-- RECORDS PROVIDED --
———

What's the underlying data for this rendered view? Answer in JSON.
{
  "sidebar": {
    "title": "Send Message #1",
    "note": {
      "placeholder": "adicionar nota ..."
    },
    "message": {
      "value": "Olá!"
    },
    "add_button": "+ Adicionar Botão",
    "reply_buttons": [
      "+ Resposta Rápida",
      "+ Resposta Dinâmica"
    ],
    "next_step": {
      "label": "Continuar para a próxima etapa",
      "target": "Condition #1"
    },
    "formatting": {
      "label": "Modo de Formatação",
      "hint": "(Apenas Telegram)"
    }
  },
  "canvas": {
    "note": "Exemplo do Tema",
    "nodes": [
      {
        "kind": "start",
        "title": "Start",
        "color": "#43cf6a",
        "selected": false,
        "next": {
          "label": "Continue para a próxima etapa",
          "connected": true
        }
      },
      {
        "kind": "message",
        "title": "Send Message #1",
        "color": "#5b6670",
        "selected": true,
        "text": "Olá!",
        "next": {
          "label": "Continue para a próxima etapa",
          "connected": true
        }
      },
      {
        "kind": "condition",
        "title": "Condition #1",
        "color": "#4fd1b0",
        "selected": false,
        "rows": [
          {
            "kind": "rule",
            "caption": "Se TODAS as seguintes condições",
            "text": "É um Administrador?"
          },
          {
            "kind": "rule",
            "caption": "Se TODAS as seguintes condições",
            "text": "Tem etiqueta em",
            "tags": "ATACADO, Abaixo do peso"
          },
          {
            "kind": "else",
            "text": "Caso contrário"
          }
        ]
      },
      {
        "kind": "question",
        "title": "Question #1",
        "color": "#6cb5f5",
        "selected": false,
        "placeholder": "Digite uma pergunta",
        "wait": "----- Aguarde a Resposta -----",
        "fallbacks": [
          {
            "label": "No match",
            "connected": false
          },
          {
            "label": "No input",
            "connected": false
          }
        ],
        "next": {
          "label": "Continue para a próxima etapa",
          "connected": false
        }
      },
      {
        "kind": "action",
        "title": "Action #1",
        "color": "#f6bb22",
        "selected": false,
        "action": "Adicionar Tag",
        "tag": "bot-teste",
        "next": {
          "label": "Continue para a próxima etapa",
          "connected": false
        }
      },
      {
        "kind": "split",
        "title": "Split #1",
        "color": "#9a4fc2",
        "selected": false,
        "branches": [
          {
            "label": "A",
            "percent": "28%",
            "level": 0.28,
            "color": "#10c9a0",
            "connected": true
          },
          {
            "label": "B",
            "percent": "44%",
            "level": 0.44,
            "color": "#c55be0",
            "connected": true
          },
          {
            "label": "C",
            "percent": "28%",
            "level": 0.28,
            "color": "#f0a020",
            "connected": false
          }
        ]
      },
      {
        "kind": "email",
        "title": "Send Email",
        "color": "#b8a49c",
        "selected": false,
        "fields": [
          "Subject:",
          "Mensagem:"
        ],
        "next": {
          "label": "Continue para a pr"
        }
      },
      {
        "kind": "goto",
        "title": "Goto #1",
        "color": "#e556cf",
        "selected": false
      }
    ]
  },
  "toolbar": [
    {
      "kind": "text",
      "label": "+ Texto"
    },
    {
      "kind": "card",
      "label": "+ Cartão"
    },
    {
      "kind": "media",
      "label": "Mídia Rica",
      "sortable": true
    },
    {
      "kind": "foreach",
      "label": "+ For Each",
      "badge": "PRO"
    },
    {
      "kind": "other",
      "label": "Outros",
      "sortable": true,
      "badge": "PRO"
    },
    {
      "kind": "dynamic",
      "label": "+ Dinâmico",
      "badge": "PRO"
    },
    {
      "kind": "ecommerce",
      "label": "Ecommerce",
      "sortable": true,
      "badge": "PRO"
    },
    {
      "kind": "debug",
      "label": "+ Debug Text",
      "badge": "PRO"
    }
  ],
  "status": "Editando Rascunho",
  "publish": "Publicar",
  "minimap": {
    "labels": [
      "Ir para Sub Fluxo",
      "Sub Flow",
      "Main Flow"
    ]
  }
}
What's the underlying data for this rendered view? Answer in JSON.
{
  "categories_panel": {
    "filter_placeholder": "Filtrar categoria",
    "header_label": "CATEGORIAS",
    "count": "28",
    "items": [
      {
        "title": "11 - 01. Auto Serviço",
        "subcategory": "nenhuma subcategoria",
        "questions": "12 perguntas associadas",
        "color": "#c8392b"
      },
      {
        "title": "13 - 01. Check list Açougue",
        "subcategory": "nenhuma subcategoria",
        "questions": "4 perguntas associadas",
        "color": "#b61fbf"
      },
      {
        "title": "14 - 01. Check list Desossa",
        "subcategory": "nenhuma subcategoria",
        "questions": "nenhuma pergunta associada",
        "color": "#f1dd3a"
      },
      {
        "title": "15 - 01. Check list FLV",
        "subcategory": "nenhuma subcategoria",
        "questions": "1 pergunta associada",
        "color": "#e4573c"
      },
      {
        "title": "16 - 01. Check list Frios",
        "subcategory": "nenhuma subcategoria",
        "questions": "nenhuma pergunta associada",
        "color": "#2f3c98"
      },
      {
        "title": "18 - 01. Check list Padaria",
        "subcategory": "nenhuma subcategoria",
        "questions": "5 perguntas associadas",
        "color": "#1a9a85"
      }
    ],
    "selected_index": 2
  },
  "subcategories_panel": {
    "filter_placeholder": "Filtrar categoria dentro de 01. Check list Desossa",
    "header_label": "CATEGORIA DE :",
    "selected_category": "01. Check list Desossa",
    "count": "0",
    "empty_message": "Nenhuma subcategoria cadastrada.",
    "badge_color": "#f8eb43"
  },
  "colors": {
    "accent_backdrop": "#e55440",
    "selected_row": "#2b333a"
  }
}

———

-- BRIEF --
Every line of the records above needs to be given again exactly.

-- SOLUTION FOR THIS TASK --
What's the underlying data for this rendered view? Answer in JSON.
{
  "sidebar": {
    "title": "Send Message #1",
    "note": {
      "placeholder": "adicionar nota ..."
    },
    "message": {
      "value": "Olá!"
    },
    "add_button": "+ Adicionar Botão",
    "reply_buttons": [
      "+ Resposta Rápida",
      "+ Resposta Dinâmica"
    ],
    "next_step": {
      "label": "Continuar para a próxima etapa",
      "target": "Condition #1"
    },
    "formatting": {
      "label": "Modo de Formatação",
      "hint": "(Apenas Telegram)"
    }
  },
  "canvas": {
    "note": "Exemplo do Tema",
    "nodes": [
      {
        "kind": "start",
        "title": "Start",
        "color": "#43cf6a",
        "selected": false,
        "next": {
          "label": "Continue para a próxima etapa",
          "connected": true
        }
      },
      {
        "kind": "message",
        "title": "Send Message #1",
        "color": "#5b6670",
        "selected": true,
        "text": "Olá!",
        "next": {
          "label": "Continue para a próxima etapa",
          "connected": true
        }
      },
      {
        "kind": "condition",
        "title": "Condition #1",
        "color": "#4fd1b0",
        "selected": false,
        "rows": [
          {
            "kind": "rule",
            "caption": "Se TODAS as seguintes condições",
            "text": "É um Administrador?"
          },
          {
            "kind": "rule",
            "caption": "Se TODAS as seguintes condições",
            "text": "Tem etiqueta em",
            "tags": "ATACADO, Abaixo do peso"
          },
          {
            "kind": "else",
            "text": "Caso contrário"
          }
        ]
      },
      {
        "kind": "question",
        "title": "Question #1",
        "color": "#6cb5f5",
        "selected": false,
        "placeholder": "Digite uma pergunta",
        "wait": "----- Aguarde a Resposta -----",
        "fallbacks": [
          {
            "label": "No match",
            "connected": false
          },
          {
            "label": "No input",
            "connected": false
          }
        ],
        "next": {
          "label": "Continue para a próxima etapa",
          "connected": false
        }
      },
      {
        "kind": "action",
        "title": "Action #1",
        "color": "#f6bb22",
        "selected": false,
        "action": "Adicionar Tag",
        "tag": "bot-teste",
        "next": {
          "label": "Continue para a próxima etapa",
          "connected": false
        }
      },
      {
        "kind": "split",
        "title": "Split #1",
        "color": "#9a4fc2",
        "selected": false,
        "branches": [
          {
            "label": "A",
            "percent": "28%",
            "level": 0.28,
            "color": "#10c9a0",
            "connected": true
          },
          {
            "label": "B",
            "percent": "44%",
            "level": 0.44,
            "color": "#c55be0",
            "connected": true
          },
          {
            "label": "C",
            "percent": "28%",
            "level": 0.28,
            "color": "#f0a020",
            "connected": false
          }
        ]
      },
      {
        "kind": "email",
        "title": "Send Email",
        "color": "#b8a49c",
        "selected": false,
        "fields": [
          "Subject:",
          "Mensagem:"
        ],
        "next": {
          "label": "Continue para a pr"
        }
      },
      {
        "kind": "goto",
        "title": "Goto #1",
        "color": "#e556cf",
        "selected": false
      }
    ]
  },
  "toolbar": [
    {
      "kind": "text",
      "label": "+ Texto"
    },
    {
      "kind": "card",
      "label": "+ Cartão"
    },
    {
      "kind": "media",
      "label": "Mídia Rica",
      "sortable": true
    },
    {
      "kind": "foreach",
      "label": "+ For Each",
      "badge": "PRO"
    },
    {
      "kind": "other",
      "label": "Outros",
      "sortable": true,
      "badge": "PRO"
    },
    {
      "kind": "dynamic",
      "label": "+ Dinâmico",
      "badge": "PRO"
    },
    {
      "kind": "ecommerce",
      "label": "Ecommerce",
      "sortable": true,
      "badge": "PRO"
    },
    {
      "kind": "debug",
      "label": "+ Debug Text",
      "badge": "PRO"
    }
  ],
  "status": "Editando Rascunho",
  "publish": "Publicar",
  "minimap": {
    "labels": [
      "Ir para Sub Fluxo",
      "Sub Flow",
      "Main Flow"
    ]
  }
}
What's the underlying data for this rendered view? Answer in JSON.
{
  "categories_panel": {
    "filter_placeholder": "Filtrar categoria",
    "header_label": "CATEGORIAS",
    "count": "28",
    "items": [
      {
        "title": "11 - 01. Auto Serviço",
        "subcategory": "nenhuma subcategoria",
        "questions": "12 perguntas associadas",
        "color": "#c8392b"
      },
      {
        "title": "13 - 01. Check list Açougue",
        "subcategory": "nenhuma subcategoria",
        "questions": "4 perguntas associadas",
        "color": "#b61fbf"
      },
      {
        "title": "14 - 01. Check list Desossa",
        "subcategory": "nenhuma subcategoria",
        "questions": "nenhuma pergunta associada",
        "color": "#f1dd3a"
      },
      {
        "title": "15 - 01. Check list FLV",
        "subcategory": "nenhuma subcategoria",
        "questions": "1 pergunta associada",
        "color": "#e4573c"
      },
      {
        "title": "16 - 01. Check list Frios",
        "subcategory": "nenhuma subcategoria",
        "questions": "nenhuma pergunta associada",
        "color": "#2f3c98"
      },
      {
        "title": "18 - 01. Check list Padaria",
        "subcategory": "nenhuma subcategoria",
        "questions": "5 perguntas associadas",
        "color": "#1a9a85"
      }
    ],
    "selected_index": 2
  },
  "subcategories_panel": {
    "filter_placeholder": "Filtrar categoria dentro de 01. Check list Desossa",
    "header_label": "CATEGORIA DE :",
    "selected_category": "01. Check list Desossa",
    "count": "0",
    "empty_message": "Nenhuma subcategoria cadastrada.",
    "badge_color": "#f8eb43"
  },
  "colors": {
    "accent_backdrop": "#e55440",
    "selected_row": "#2b333a"
  }
}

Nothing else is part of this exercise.